[[ INFORMATION GIVEN open ]]

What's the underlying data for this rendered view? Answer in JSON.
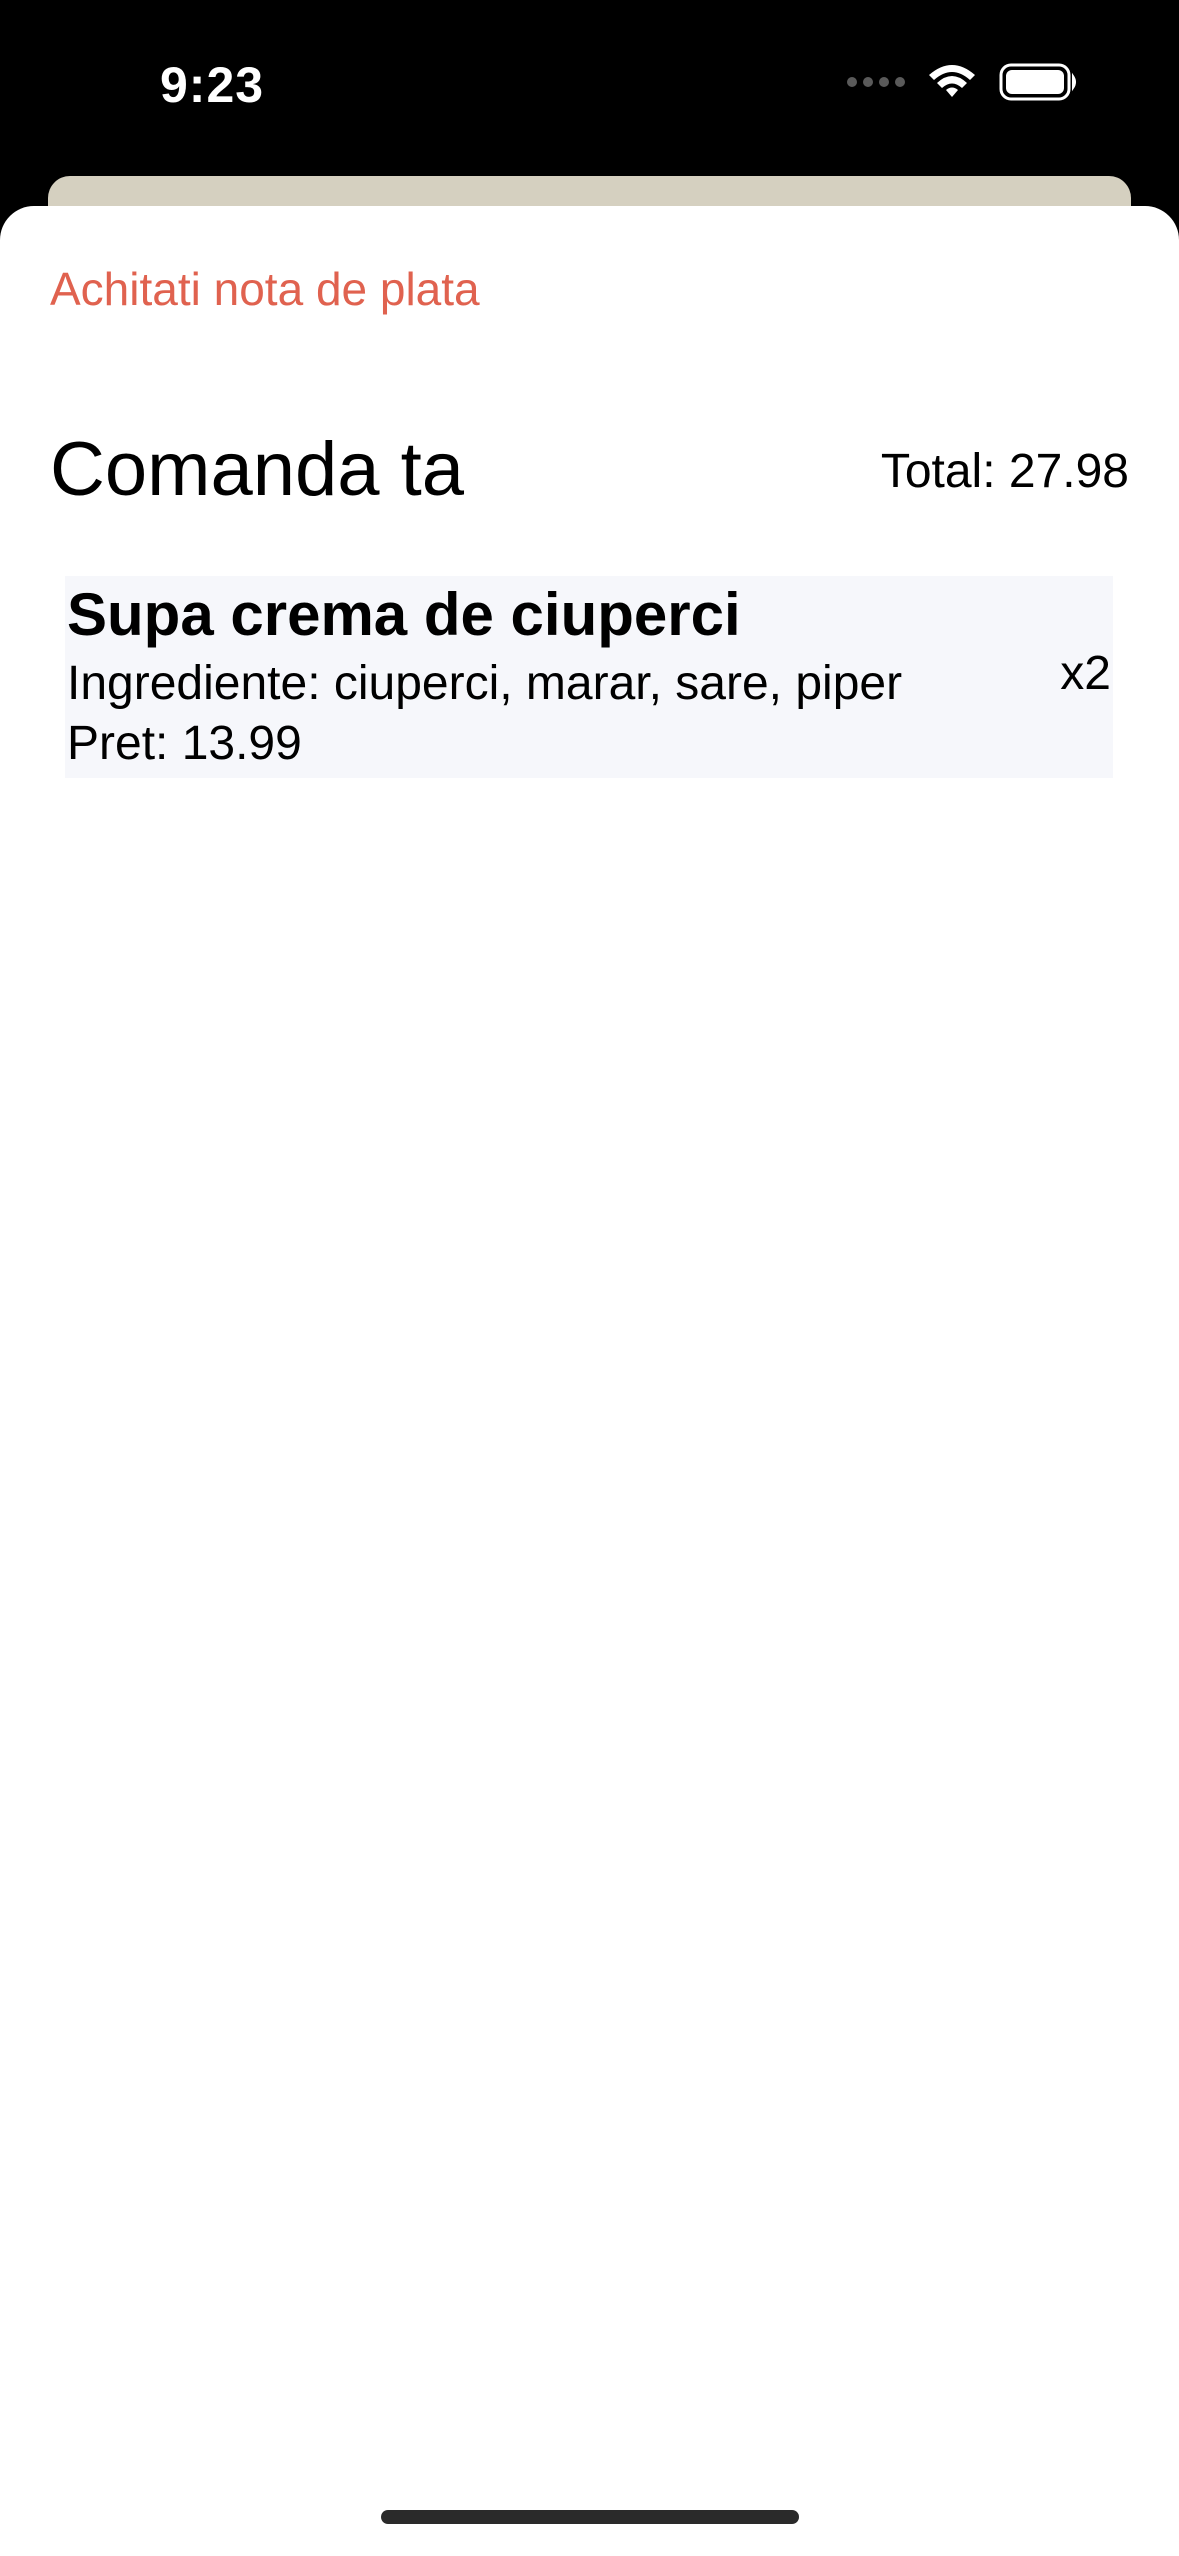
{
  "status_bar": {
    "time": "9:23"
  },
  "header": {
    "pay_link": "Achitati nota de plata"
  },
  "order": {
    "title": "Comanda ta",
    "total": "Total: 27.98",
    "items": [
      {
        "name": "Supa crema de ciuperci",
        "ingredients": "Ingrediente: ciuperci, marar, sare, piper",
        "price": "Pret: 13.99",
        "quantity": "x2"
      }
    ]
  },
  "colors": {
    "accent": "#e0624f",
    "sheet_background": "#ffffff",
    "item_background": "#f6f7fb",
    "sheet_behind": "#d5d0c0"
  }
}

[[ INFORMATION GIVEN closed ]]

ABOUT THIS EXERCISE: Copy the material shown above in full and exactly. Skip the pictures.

RESPONSE:
What's the underlying data for this rendered view? Answer in JSON.
{
  "status_bar": {
    "time": "9:23"
  },
  "header": {
    "pay_link": "Achitati nota de plata"
  },
  "order": {
    "title": "Comanda ta",
    "total": "Total: 27.98",
    "items": [
      {
        "name": "Supa crema de ciuperci",
        "ingredients": "Ingrediente: ciuperci, marar, sare, piper",
        "price": "Pret: 13.99",
        "quantity": "x2"
      }
    ]
  },
  "colors": {
    "accent": "#e0624f",
    "sheet_background": "#ffffff",
    "item_background": "#f6f7fb",
    "sheet_behind": "#d5d0c0"
  }
}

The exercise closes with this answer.